Australian Outlook

In this section

Mutating Kashmir and Ladakh into “Bantustans”

14 Aug 2019
By Dr Alka Sabharwal
Prime Minister giving a speech in Singapore. Source: Flickr,

The abolition of Kashmir statehood to bring stability and peace for the Kashmiris is a populist project, marketed to accelerate the larger project of Hinduisation of the Indian polity.

After the Modi government revoked Article 370 and the statehood of Jammu and Kashmir, the general opinion from New Delhi reflects a kind of current thinking. According to some of my acquaintances from New Delhi, what the Modi government has done in Kashmir is not wrong but perhaps questions could be raised around how Modi government has designed its action. Forceful arguments are made that coup-like activities, such as sending troops to Kashmir, telecom and media blackout and house arrests of the top leaders, shutting down of the internet and a ban on public meetings were certainly not required but may have been a precautionary step by the government to avoid a backlash and possibly riots. Therefore, supporters insist that in the end it is not a bad move at all by the Modi government because it has finally halted a seventy odd years old Kashmiri problem. 

However, the simplistic interpretations of Article 370 as a “special”  status for Kashmiris do not paint a complete picture of the instrument of accession, which necessarily was a negotiation, held between the princely state of Kashmir and the Union of India. Kashmir’s desire to be independent after British rulers left India in 1947 was wrecked when Kashmir was attacked by the Pakistani tribesmen. Despite India’s timely help, Maharaja Hari Singh was very clear that Kashmir’s accession to India was only for matters such as foreign affairs, defence and communications and otherwise Kashmir would remain independent. Article 370 was thus a negotiated provision that established a constituent assembly of Kashmiri and Indian leaders to be the final decision-making authority over all the Kashmiri matters. But on Monday India’s Home Minister reinterpreted the instrument of accession and employed federal parliament as a substitute to the dissolved Jammu and Kashmir (JK) legislative assembly — due to the President’s rule and in the process made the provisions of negotiations completely defunct, raising questions around the constitutionality of such a political enactment. 
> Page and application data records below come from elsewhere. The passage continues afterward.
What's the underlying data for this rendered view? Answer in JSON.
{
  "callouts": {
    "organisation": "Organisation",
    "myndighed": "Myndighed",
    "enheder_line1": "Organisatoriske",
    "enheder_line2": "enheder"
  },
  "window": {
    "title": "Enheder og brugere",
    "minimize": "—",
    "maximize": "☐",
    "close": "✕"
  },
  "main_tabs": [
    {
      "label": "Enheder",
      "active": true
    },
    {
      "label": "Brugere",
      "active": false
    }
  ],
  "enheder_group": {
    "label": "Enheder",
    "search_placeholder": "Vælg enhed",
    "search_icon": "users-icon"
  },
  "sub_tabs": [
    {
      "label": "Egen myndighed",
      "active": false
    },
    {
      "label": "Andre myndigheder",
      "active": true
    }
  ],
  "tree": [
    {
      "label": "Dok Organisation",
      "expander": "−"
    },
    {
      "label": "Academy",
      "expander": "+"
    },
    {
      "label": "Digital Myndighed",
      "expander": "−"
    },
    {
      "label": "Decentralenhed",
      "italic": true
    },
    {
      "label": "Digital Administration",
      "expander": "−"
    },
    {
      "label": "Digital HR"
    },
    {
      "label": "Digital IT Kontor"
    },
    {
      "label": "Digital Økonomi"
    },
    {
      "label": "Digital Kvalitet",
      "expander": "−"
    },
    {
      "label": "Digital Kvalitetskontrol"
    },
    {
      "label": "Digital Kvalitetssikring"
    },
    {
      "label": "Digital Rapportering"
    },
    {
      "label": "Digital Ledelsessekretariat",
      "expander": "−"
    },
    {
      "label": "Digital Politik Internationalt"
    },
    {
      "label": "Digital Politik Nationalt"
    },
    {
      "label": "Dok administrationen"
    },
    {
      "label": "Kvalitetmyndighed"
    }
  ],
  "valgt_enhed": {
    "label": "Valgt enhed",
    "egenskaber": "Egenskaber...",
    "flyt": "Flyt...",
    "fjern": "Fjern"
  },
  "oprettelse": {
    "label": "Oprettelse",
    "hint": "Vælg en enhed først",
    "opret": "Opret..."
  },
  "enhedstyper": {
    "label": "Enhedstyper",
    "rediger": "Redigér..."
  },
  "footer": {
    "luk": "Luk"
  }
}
What is most arguable is not just the abolishing of the Article 370, but the fact that the Home Minister has also abruptly divided the JK state into two Union Territories or “bantustans,” ending Kashmir’s statehood. Disappearing of a full-fledged state and turning Kashmir and Ladakh into two union territories raises some very complex questions. Article three of the Indian constitution clearly says that any changes to the area of the state must be “ referred by the President of India to the legislature of that state for expressing its views thereon.” But such fundamental aspects of the Indian constitution have been bypassed. The Home Minister has made the parliament a proxy in lieu of the JK assembly given the state has been under the president’s rule. Such arbitrariness in altering JK into two “bantustans” also means that in future any Indian state under president’s rule can be voted by the parliament in favour of its abolition, as now many specialists have argued.

This sort of unconstitutional, anti-federal package that explains the workings of Modi 2.0 does require attention. The abolition of Kashmir statehood to bring stability and peace for the Kashmiris is a populist project, marketed to accelerate the larger project of Hinduisation of the Indian polity. It is not only by taking away special powers of the Muslim majority Kashmir that it would bring in votes for Bharatiya Janata Party (BJP) from rest of the country but the move has also separated the Buddhist dominated Ladakh region from Kashmir. 

About 400 kilometers from the state capital of Srinagar in Kashmir valley, the Ladakh region is made up of a Buddhist dominated district of Leh and a Muslim majority Kargil district. Buddhists have long demanded a separation from the JK state due to Kashmiri centric policies that allegedly discriminated and marginalised the region, therefore rendering of the UT status to Ladakh is whole-heartedly welcomed by a multitude of people. But Ladakh is given a Union Territory (UT) status without a legislature and in this regard the questions are raised on how minorities would be represented in the UT. People in Kargil have called for a complete shut down exposing its worry about the Indian state’s decision to convert Ladakh into a UT. Given the focus of this enactment would clearly favour the Leh district and not Kargil, there are concerns on how this was actually a unilateral decision where Kargilis were not even consulted by the Indian government. 

An undermining of the federal institutions and subsuming of the local politics clearly means that it is not the security and prosperity of the Kashmiris which is at a stake for the Modi government. The lack of debate or any form of consultation juxtaposed by the draconian measures reveals what Modi 2.0 would eventually produce — i.e. reinstituting governance across India. Parliamentary democracy is no doubt critical but when achieved by undermining the constitution, it cannot be referred as civil or even revolutionary. As one of the former Attorney General of India commented that there is nothing revolutionary about Modi government’s abrupt move on Kashmir and how it is merely a political decision, even though not a wise one. 

Dr Alka Sabharwal is an Adjunct Lecturer with the School of Social Sciences at the University of Western Australia. 

This article is published under a Creative Commons Licence and may be republished with attribution.